Task prompt:
Return all lines from the entries below in which the word "JSON" is present.

Website and app data records
Segment Open
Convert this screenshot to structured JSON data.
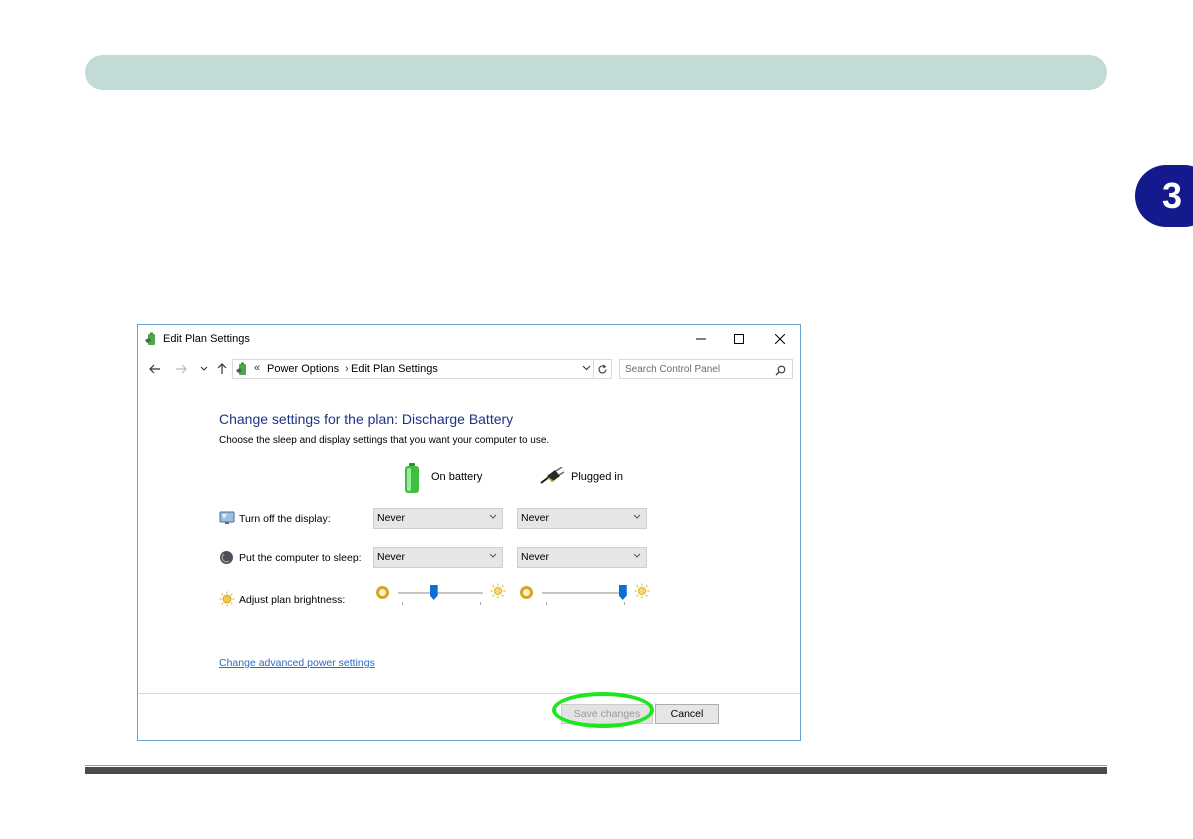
{
  "chapter": {
    "number": "3"
  },
  "window": {
    "title": "Edit Plan Settings",
    "controls": {
      "minimize": "—",
      "maximize": "☐",
      "close": "✕"
    }
  },
  "address_bar": {
    "breadcrumbs": [
      "Power Options",
      "Edit Plan Settings"
    ],
    "overflow_glyph": "«",
    "separator_glyph": "›",
    "search_placeholder": "Search Control Panel"
  },
  "content": {
    "heading": "Change settings for the plan: Discharge Battery",
    "description": "Choose the sleep and display settings that you want your computer to use.",
    "columns": {
      "on_battery": "On battery",
      "plugged_in": "Plugged in"
    },
    "rows": [
      {
        "label": "Turn off the display:",
        "on_battery": "Never",
        "plugged_in": "Never"
      },
      {
        "label": "Put the computer to sleep:",
        "on_battery": "Never",
        "plugged_in": "Never"
      }
    ],
    "brightness": {
      "label": "Adjust plan brightness:",
      "on_battery_level": 0.42,
      "plugged_in_level": 0.95
    },
    "advanced_link": "Change advanced power settings"
  },
  "buttons": {
    "save": "Save changes",
    "cancel": "Cancel"
  },
  "colors": {
    "accent_blue": "#1e3287",
    "link_blue": "#2b6cc4",
    "slider_thumb": "#0d6fd3",
    "highlight_green": "#1ee61e",
    "banner": "#c3dbd7",
    "chapter_tab": "#14198d"
  }
}
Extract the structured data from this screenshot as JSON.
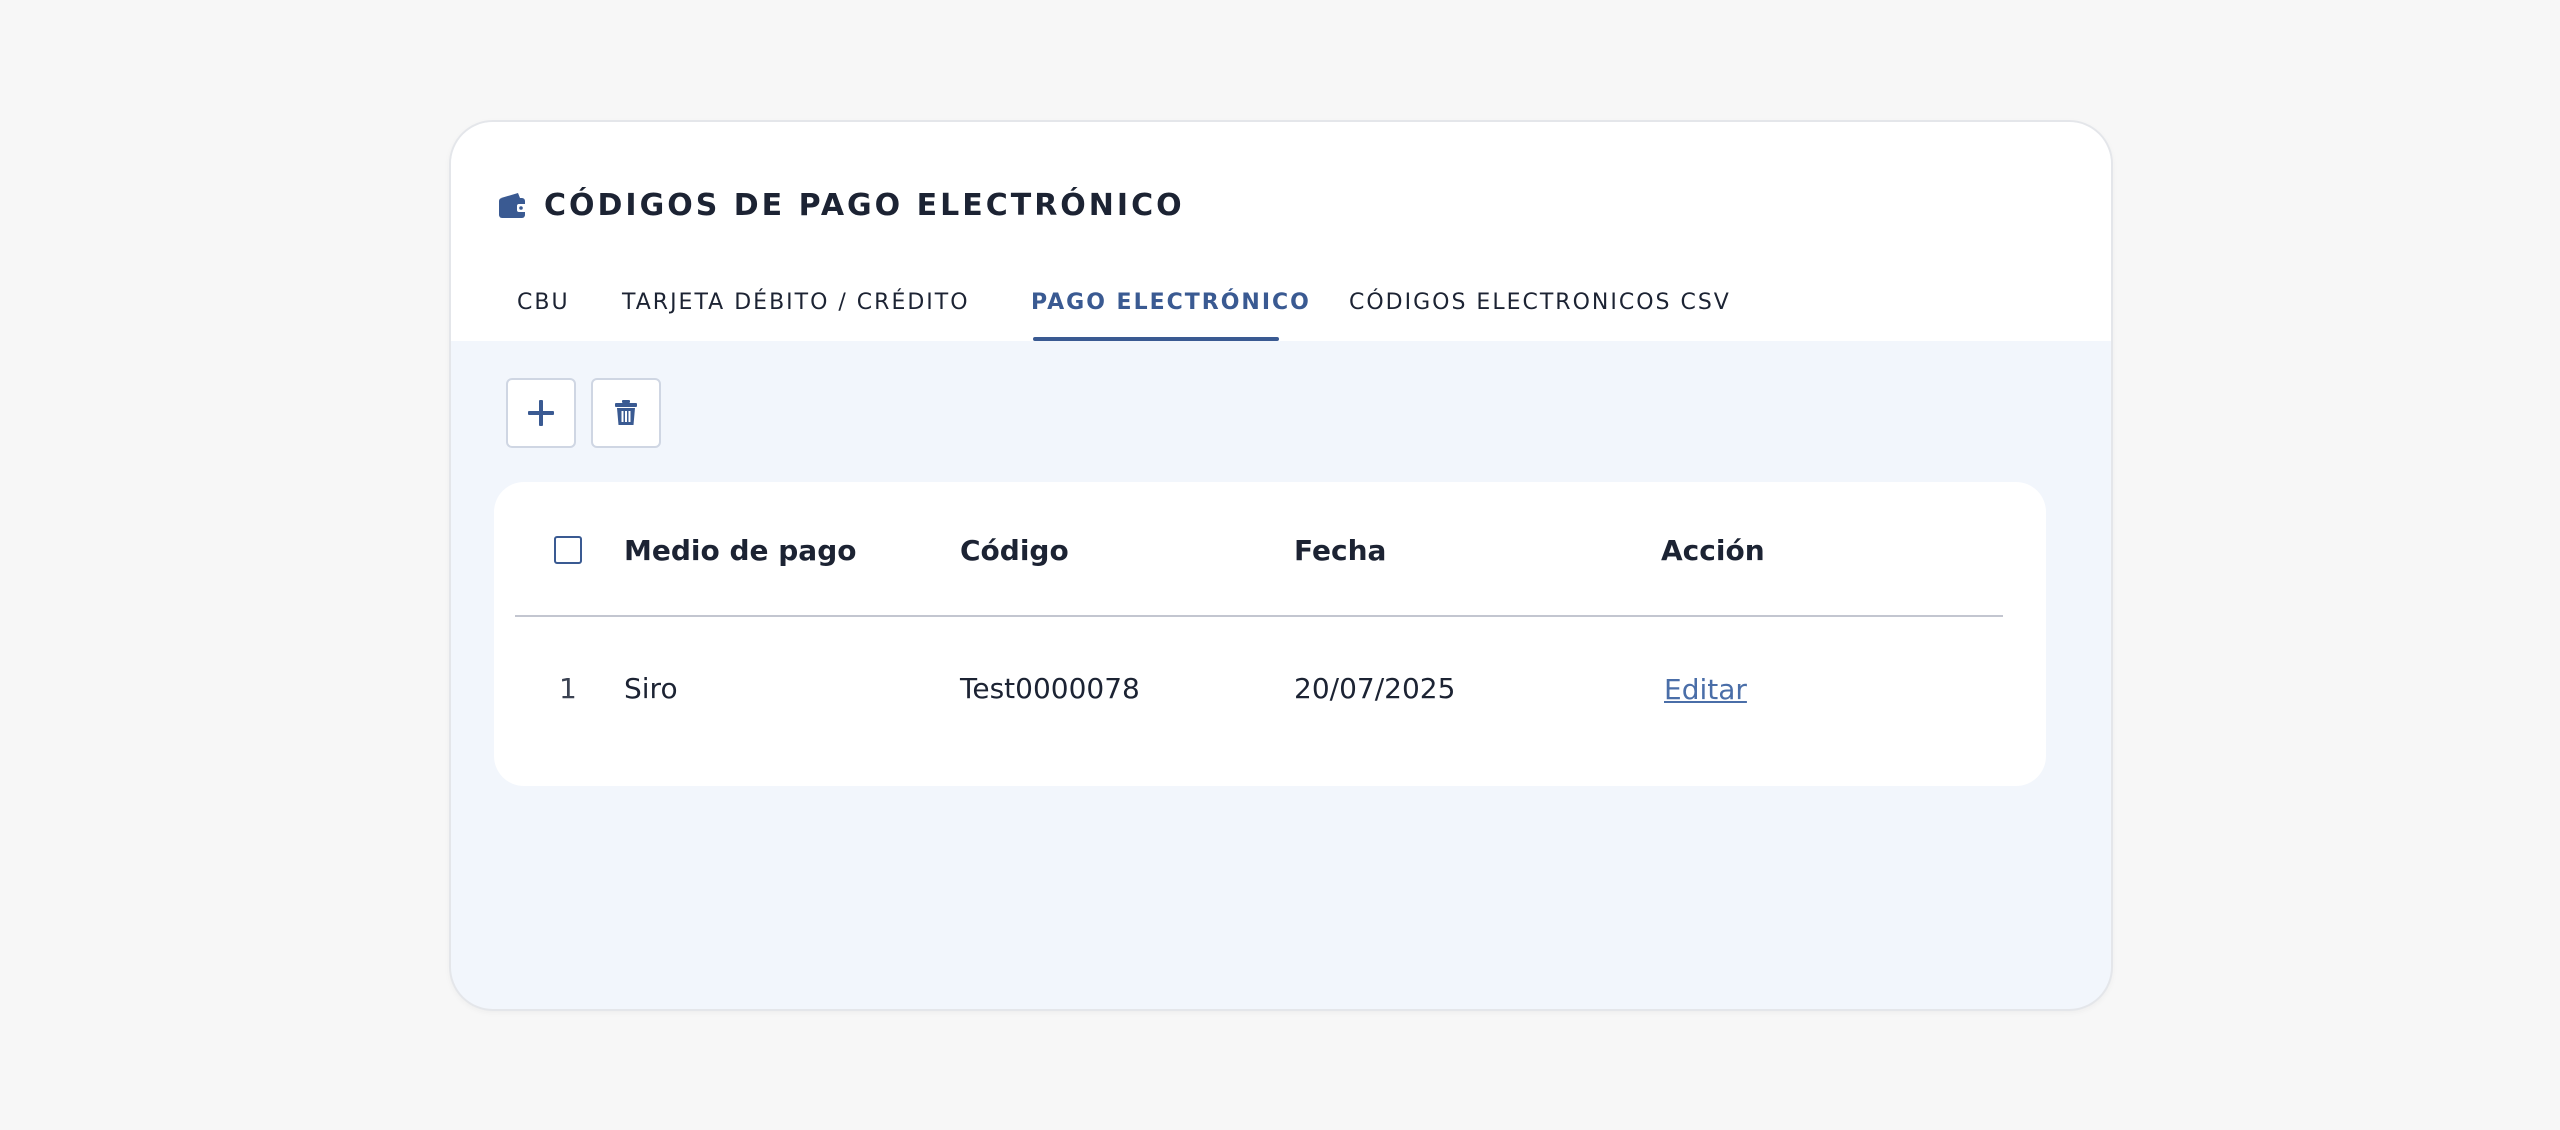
{
  "header": {
    "title": "CÓDIGOS DE PAGO ELECTRÓNICO",
    "icon": "wallet-icon"
  },
  "tabs": [
    {
      "label": "CBU",
      "active": false
    },
    {
      "label": "TARJETA DÉBITO / CRÉDITO",
      "active": false
    },
    {
      "label": "PAGO ELECTRÓNICO",
      "active": true
    },
    {
      "label": "CÓDIGOS ELECTRONICOS CSV",
      "active": false
    }
  ],
  "toolbar": {
    "add_icon": "plus-icon",
    "delete_icon": "trash-icon"
  },
  "table": {
    "columns": [
      "Medio de pago",
      "Código",
      "Fecha",
      "Acción"
    ],
    "rows": [
      {
        "index": "1",
        "medio": "Siro",
        "codigo": "Test0000078",
        "fecha": "20/07/2025",
        "accion": "Editar"
      }
    ]
  },
  "colors": {
    "accent": "#3a5a92",
    "link": "#4a6ea8",
    "panel_bg": "#f2f6fc",
    "page_bg": "#f7f7f7"
  }
}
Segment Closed
Your response:
Convert this screenshot to structured JSON data.
Extract the structured data from this screenshot as JSON.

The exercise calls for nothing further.